A pub stood on the south-west corner of Row 44 at least as far back as the eighteenth century but the current occupant of the site looks to be a construction of the following one.
If the building's changed, so has its name. The earliest reference to it by name I've come across is in Pigot's 1830 directory which gives Henry Bullent at the Green Man & Boot. We'll see a little later that it went by that name until at least 1843 but by 1850 it had become the City of London Tavern, with White's edition of that year giving one William Duck in residence. It's still going by this name in 1881 but by the time that White publish their 1890 gazetteer we have Alfred Kent at the Talbot. And it remained as the Talbot, with the addition of 'Vaults', 'Wine Vaults' or 'Free House' from time to time, until its demise, which had occurred by at least 2008. Along with the adjoining Brett's furniture warehouse it's now in residential use.
I've really tried to find a photo of the Talbot whilst it was still trading but this shot with the pub on the extreme left (thanks Debbie Larke) is the best that I've managed. It's likely to have been taken between 1965 and 1971 (Road signs date it to 1965 at the very earliest and Pedro's Café disappears from the telephone directory after 1971.) It's certainly pre-my era. No Whitbread there in my day.
And for comparison, the best that Mr. Google could manage from a similar angle, in June 2017.
This post started with the odd bit of death, and death was no stranger to the Talbot. Back in 1843, William Moore, landlord of the Green Man & Boot was charged that he had 'killed and slain' one William Burman. Whilst attempting to eject Burman from the pub, Burman suffered a head injury. One witness said that the pair fell and Burman hit his head on the bar on the way down whilst another told of him being thrown down and having his head beaten against the floor. Whatever the truth, Moore was found guilty of manslaughter and imprisoned for one month.
That wasn't the premises' only unlawful killing. In 1862, when it was the City of London, the crew of a Dutch vessel that was moored in the harbour were enjoying the hostelry's offerings. When the captain gave orders to return to the ship one crewman, Hendicus Erenshuisen, objected and a fight broke out between him and his captain. The brawl was broken up by another crew member. Erenshuisen then turned on the ship's cook and, when the landlord Edward Routledge intervened, Erenshuisen stabbed the cook through the heart. At his trial he too was found guilty of manslaughter, but his sentence was quite a bit longer. Twenty years.
William Burman died. The ship's cook, Alfred Huesman, died. The Talbot's died. That jukebox, did it contain anything by Eric Bogle? I don't think so, but one of the lines from what is probably his most famous song (courtesy of both the Dubliners and the Pogues) sadly seems to sum up the situation with both pubs and old schoolmates; “...year after year their numbers gets fewer...”.

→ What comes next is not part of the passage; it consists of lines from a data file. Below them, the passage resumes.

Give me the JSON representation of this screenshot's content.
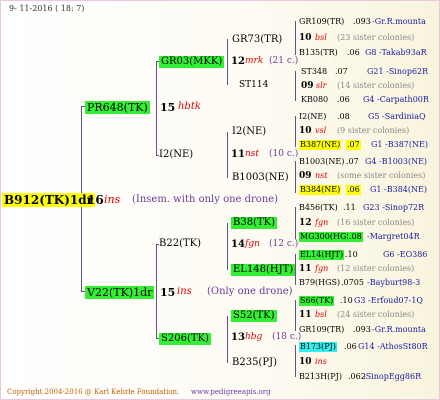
{
  "date": "9- 11-2016 ( 18: 7)",
  "copyright": "Copyright 2004-2016 @ Karl Kehrle Foundation.",
  "url": "www.pedigreeapis.org",
  "root": {
    "name": "B912(TK)1dr",
    "count": "16",
    "tag": "ins",
    "note": "(Insem. with only one drone)"
  },
  "gen1": [
    {
      "name": "PR648(TK)",
      "count": "15",
      "tag": "hbtk"
    },
    {
      "name": "V22(TK)1dr",
      "count": "15",
      "tag": "ins",
      "note": "(Only one drone)"
    }
  ],
  "gen2": [
    {
      "name": "GR03(MKK)",
      "count": "12",
      "tag": "mrk",
      "note": "(21 c.)"
    },
    {
      "name": "I2(NE)",
      "count": "11",
      "tag": "nst",
      "note": "(10 c.)"
    },
    {
      "name": "B22(TK)",
      "count": "14",
      "tag": "fgn",
      "note": "(12 c.)"
    },
    {
      "name": "S206(TK)",
      "count": "13",
      "tag": "hbg",
      "note": "(18 c.)"
    }
  ],
  "gen3": [
    {
      "name": "GR73(TR)"
    },
    {
      "name": "ST114"
    },
    {
      "name": "I2(NE)"
    },
    {
      "name": "B1003(NE)"
    },
    {
      "name": "B38(TK)"
    },
    {
      "name": "EL148(HJT)"
    },
    {
      "name": "S52(TK)"
    },
    {
      "name": "B235(PJ)"
    }
  ],
  "gen4": [
    {
      "a": "GR109(TR)",
      "b": ".093",
      "c": "-Gr.R.mounta"
    },
    {
      "count": "10",
      "tag": "bsl",
      "note": "(23 sister colonies)"
    },
    {
      "a": "B135(TR)",
      "b": ".06",
      "c": "G8 -Takab93aR"
    },
    {
      "a": "ST348",
      "b": ".07",
      "c": "G21 -Sinop62R"
    },
    {
      "count": "09",
      "tag": "slr",
      "note": "(14 sister colonies)"
    },
    {
      "a": "KB080",
      "b": ".06",
      "c": "G4 -Carpath00R"
    },
    {
      "a": "I2(NE)",
      "b": ".08",
      "c": "G5 -SardiniaQ"
    },
    {
      "count": "10",
      "tag": "vsl",
      "note": "(9 sister colonies)"
    },
    {
      "a": "B387(NE)",
      "b": ".07",
      "c": "G1 -B387(NE)"
    },
    {
      "a": "B1003(NE)",
      "b": ".07",
      "c": "G4 -B1003(NE)"
    },
    {
      "count": "09",
      "tag": "nst",
      "note": "(some sister colonies)"
    },
    {
      "a": "B384(NE)",
      "b": ".06",
      "c": "G1 -B384(NE)"
    },
    {
      "a": "B456(TK)",
      "b": ".11",
      "c": "G23 -Sinop72R"
    },
    {
      "count": "12",
      "tag": "fgn",
      "note": "(16 sister colonies)"
    },
    {
      "a": "MG300(HGS)",
      "b": ".08",
      "c": "-Margret04R"
    },
    {
      "a": "EL14(HJT)",
      "b": ".10",
      "c": "G6 -EO386"
    },
    {
      "count": "11",
      "tag": "fgn",
      "note": "(12 sister colonies)"
    },
    {
      "a": "B79(HGS)",
      "b": ".0705",
      "c": "-Bayburt98-3"
    },
    {
      "a": "S66(TK)",
      "b": ".10",
      "c": "G3 -Erfoud07-1Q"
    },
    {
      "count": "11",
      "tag": "bsl",
      "note": "(24 sister colonies)"
    },
    {
      "a": "GR109(TR)",
      "b": ".093",
      "c": "-Gr.R.mounta"
    },
    {
      "a": "B173(PJ)",
      "b": ".06",
      "c": "G14 -AthosSt80R"
    },
    {
      "count": "10",
      "tag": "ins",
      "note": ""
    },
    {
      "a": "B213H(PJ)",
      "b": ".062",
      "c": "-SinopEgg86R"
    }
  ]
}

If you've read this far, then thank you. Like me, you must have some sort of interest in bygone boozers. If you haven't done so already you can subscribe to ensure that you don't miss any future posts. Simply click here to return to the home page (opens in a new tab), follow the 'Subscribe' link and complete the form to receive an email notification of any future post. Or you could simply follow the link at the top of this page.